Switching paragraphs around in a Word document sounds like it would be a royal pain. You could of drag text around or cut and paste. However, a better method is to click on the paragraph you’d like to move, hold down Shift+Alt, and move the paragraph up or down using the arrow keys. Each press of the arrow key causes the selected paragraph to move over one adjacent paragraph.Â A great time saver when getting that document to look just right.
October 1st, 2006
Keyboard shortcuts can be a great timesaver when performing various tasks.Â Today we will focus on those from Microsoft Office.Â I am going to limit the focus to Word, Excel and Outlook since they are the most widely used from this suite.
Office Keyboard Shortcuts
- Ctrl+C: Copy selection.
- Ctrl+X: Cut selection.
- Ctrl+V: Paste copied selection.
- Ctrl+Shift+>: Increase font size.
- Ctrl+Shift+<: Decrease font size.
- Alt+F11: Open Visual Basic for Applications.
- Alt+Shift+F10: Display Smart Tag options.
- Ctrl+Shift+I: Switch to inbox.
- Ctrl+Shift+O: Switch to outbox.
- Ctrl+Enter: Send current message.
- Ctrl+R: Reply to a message.
- Ctrl+Shift+R: Reply All to a message.
- Ctrl+Shift+A: Create a new appointment.
- Ctrl+Shift+M: Create a new message.
- Ctrl+1: Switch to Mail.
- Ctrl+2: Switch to Calendar.
- Ctrl+3: Switch to Contacts.
- Ctrl+4: Switch to Tasks.
- Alt+F1:Â Toggle navigation pane
- Shift+F3: Toggle selected text between lowercase, title case, and uppercase.
- F4: Repeat your last action.
- Shift+F4: Repeat the most recent Find command.
- Shift+F5: Jump to the last change you made in the document.
- Ctrl+F6: Toggle between open documents.
- F7: Run the spell-checker.
- F12: Open the Save As dialog.
- F2: EditÂ cell’s contents.
- Ctrl+1: Open the Format Cells dialog.
- Ctrl+Page Up: Move to next sheet in the workbook.
- Ctrl+Page Down: Move to previous sheet in the workbook.
- Ctrl+Shift+”: Copy value from the cell above into the current cell.
- Ctrl+R: Fill contents of active cell into selected cells to the right.
- Ctrl+D: Fill contents of active cell into selected cells down.
- Ctrl+`: Toggle between showing cell values and formulas in cells.
- Ctrl+$: Set selection to currency format with two decimal places.
September 29th, 2006
Change The Function of the Enter Key
Normally, when you press the Enter key, Excel goes to the next cell down. The Enter key can be made to move to in any direction (up, down, left, right) or leave you in the same cell. To change this, go to Tools | Options and select the Edit tab. Change the value in the dropdown for Move selection after Enter direction setting or uncheck the box to remain in the same cell.

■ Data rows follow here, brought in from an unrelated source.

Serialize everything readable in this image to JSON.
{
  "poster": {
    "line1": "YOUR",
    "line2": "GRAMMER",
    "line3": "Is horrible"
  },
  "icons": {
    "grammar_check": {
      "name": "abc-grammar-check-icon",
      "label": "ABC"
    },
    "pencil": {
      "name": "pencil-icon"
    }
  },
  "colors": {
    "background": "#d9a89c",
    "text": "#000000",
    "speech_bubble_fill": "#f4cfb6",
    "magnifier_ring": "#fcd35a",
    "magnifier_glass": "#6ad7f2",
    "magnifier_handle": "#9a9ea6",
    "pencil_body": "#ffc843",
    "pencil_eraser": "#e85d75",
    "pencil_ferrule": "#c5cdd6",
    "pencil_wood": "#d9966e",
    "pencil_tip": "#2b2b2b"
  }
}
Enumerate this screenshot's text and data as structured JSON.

Change The Number of Worksheets That Excel Starts With
Excel, by default, creates new spreadsheets with three sheets. To change this number go to Tools | Options and select the General tab. Set the number for Sheets in New Workbook.
September 25th, 2006

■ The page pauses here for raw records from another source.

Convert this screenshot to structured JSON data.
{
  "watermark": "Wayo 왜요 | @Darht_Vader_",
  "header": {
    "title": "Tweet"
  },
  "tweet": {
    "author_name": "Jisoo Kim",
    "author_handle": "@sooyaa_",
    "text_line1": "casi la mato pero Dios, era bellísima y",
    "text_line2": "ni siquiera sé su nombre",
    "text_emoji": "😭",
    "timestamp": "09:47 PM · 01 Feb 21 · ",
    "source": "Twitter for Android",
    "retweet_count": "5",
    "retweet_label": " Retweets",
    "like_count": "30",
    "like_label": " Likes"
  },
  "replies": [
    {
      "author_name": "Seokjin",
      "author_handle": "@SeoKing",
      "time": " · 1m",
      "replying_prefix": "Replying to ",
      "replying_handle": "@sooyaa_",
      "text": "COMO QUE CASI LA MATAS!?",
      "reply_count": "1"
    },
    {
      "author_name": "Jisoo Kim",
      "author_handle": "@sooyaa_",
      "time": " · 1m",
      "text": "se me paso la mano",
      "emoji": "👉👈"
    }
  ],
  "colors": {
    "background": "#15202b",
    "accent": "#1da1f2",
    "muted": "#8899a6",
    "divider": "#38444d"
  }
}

If you find that you mainly use only the Inbox then you only need access to the navigation pane from time to time. To give you more room to work with, hide the navigation pane by pressing Alt+F1. Whenever the time comes that you need to use the navigation pane, simply press Alt+F1 again and it will toggle back.
September 21st, 2006
In Excel, you can work on two worksheets (from two different workbooks) by placing them in vertical, side-by-side windows. When you have two workbooks open at the same time, select Window, Compare Side by Side With.Â After you select this command, a floating Compare Side by Side toolbar will open in Excel. The toolbar includes the Close Side by Side button, which you can use to close the windows as soon as you’re done comparing or transferring data between the two. While the two workbook windows are in open in Excel, you can select different worksheets and scroll to different regions in either one by using its sheet tabs and scroll bars that appear at the edge of the window. To make workbook active, just click the title bar or one of the cells of its worksheets.
When linking an Excel worksheet to another MS Office file (Word document, PowerPoint slide, or another Excel worksheet) use a range name (Insert – Name – Define) rather than a range reference. The range name can tolerate changes to the worksheet that contains it, whereas a range reference remains tied to the specific cells it references. For example, if you delete rows from the worksheet, a range reference will deliver the wrong data, but a range name will deliver the right data.